Start of Supplied material

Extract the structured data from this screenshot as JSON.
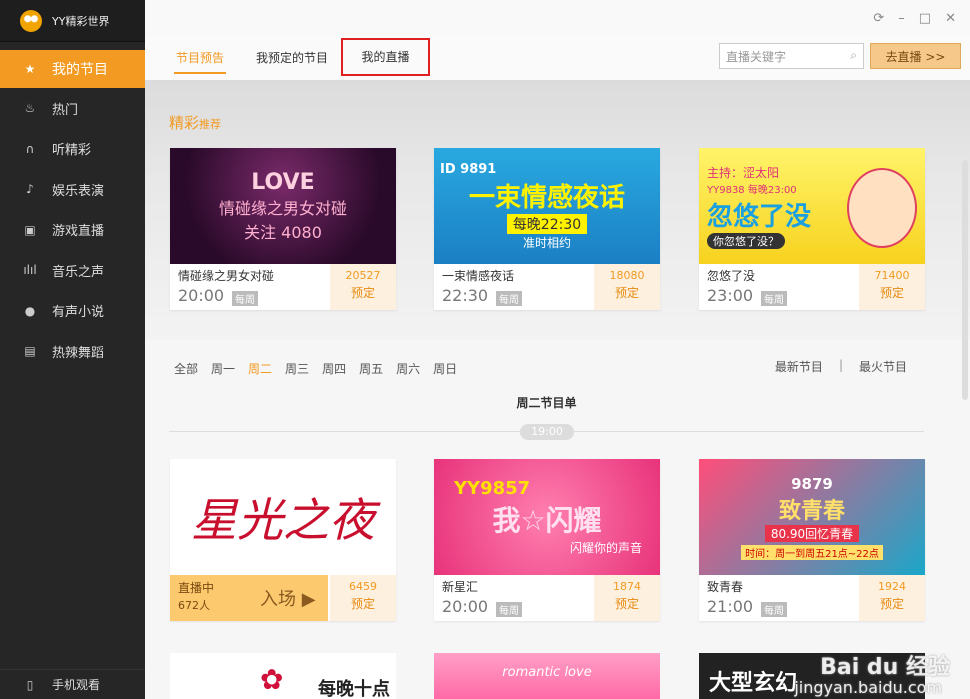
{
  "app": {
    "title": "YY精彩世界"
  },
  "sidebar": {
    "items": [
      {
        "label": "我的节目",
        "icon": "star-icon",
        "active": true
      },
      {
        "label": "热门",
        "icon": "flame-icon"
      },
      {
        "label": "听精彩",
        "icon": "headphones-icon"
      },
      {
        "label": "娱乐表演",
        "icon": "music-note-icon"
      },
      {
        "label": "游戏直播",
        "icon": "gamepad-icon"
      },
      {
        "label": "音乐之声",
        "icon": "equalizer-icon"
      },
      {
        "label": "有声小说",
        "icon": "book-icon"
      },
      {
        "label": "热辣舞蹈",
        "icon": "dance-icon"
      }
    ],
    "bottom": "手机观看"
  },
  "tabs": [
    "节目预告",
    "我预定的节目",
    "我的直播"
  ],
  "search": {
    "placeholder": "直播关键字"
  },
  "golive": "去直播 >>",
  "featured": {
    "title_main": "精彩",
    "title_sub": "推荐",
    "cards": [
      {
        "name": "情碰缘之男女对碰",
        "time": "20:00",
        "weekly": "每周",
        "count": "20527",
        "book": "预定",
        "img_lines": [
          "LOVE",
          "情碰缘之男女对碰",
          "关注 4080"
        ]
      },
      {
        "name": "一束情感夜话",
        "time": "22:30",
        "weekly": "每周",
        "count": "18080",
        "book": "预定",
        "img_lines": [
          "ID 9891",
          "一束情感夜话",
          "每晚22:30",
          "准时相约"
        ]
      },
      {
        "name": "忽悠了没",
        "time": "23:00",
        "weekly": "每周",
        "count": "71400",
        "book": "预定",
        "img_lines": [
          "主持：涩太阳",
          "YY9838 每晚23:00",
          "忽悠了没",
          "你忽悠了没？"
        ]
      }
    ]
  },
  "filters": [
    "全部",
    "周一",
    "周二",
    "周三",
    "周四",
    "周五",
    "周六",
    "周日"
  ],
  "filter_active": "周二",
  "sort": {
    "newest": "最新节目",
    "sep": "|",
    "hottest": "最火节目"
  },
  "schedule_title": "周二节目单",
  "time_slot": "19:00",
  "schedule": [
    {
      "live": true,
      "live_label": "直播中",
      "viewers": "672人",
      "enter": "入场 ▶",
      "count": "6459",
      "book": "预定",
      "img_lines": [
        "星光之夜"
      ]
    },
    {
      "name": "新星汇",
      "time": "20:00",
      "weekly": "每周",
      "count": "1874",
      "book": "预定",
      "img_lines": [
        "YY9857",
        "我☆闪耀",
        "闪耀你的声音"
      ]
    },
    {
      "name": "致青春",
      "time": "21:00",
      "weekly": "每周",
      "count": "1924",
      "book": "预定",
      "img_lines": [
        "9879",
        "致青春",
        "80.90回忆青春",
        "时间：周一到周五21点~22点"
      ]
    }
  ],
  "bottom_row": [
    "每晚十点",
    "romantic love",
    "大型玄幻"
  ],
  "watermark": {
    "line1": "Bai du 经验",
    "line2": "jingyan.baidu.com"
  }
}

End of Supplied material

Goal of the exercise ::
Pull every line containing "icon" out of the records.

Result of the exercise ::
        "icon": "star-icon",
        "icon": "flame-icon"
        "icon": "headphones-icon"
        "icon": "music-note-icon"
        "icon": "gamepad-icon"
        "icon": "equalizer-icon"
        "icon": "book-icon"
        "icon": "dance-icon"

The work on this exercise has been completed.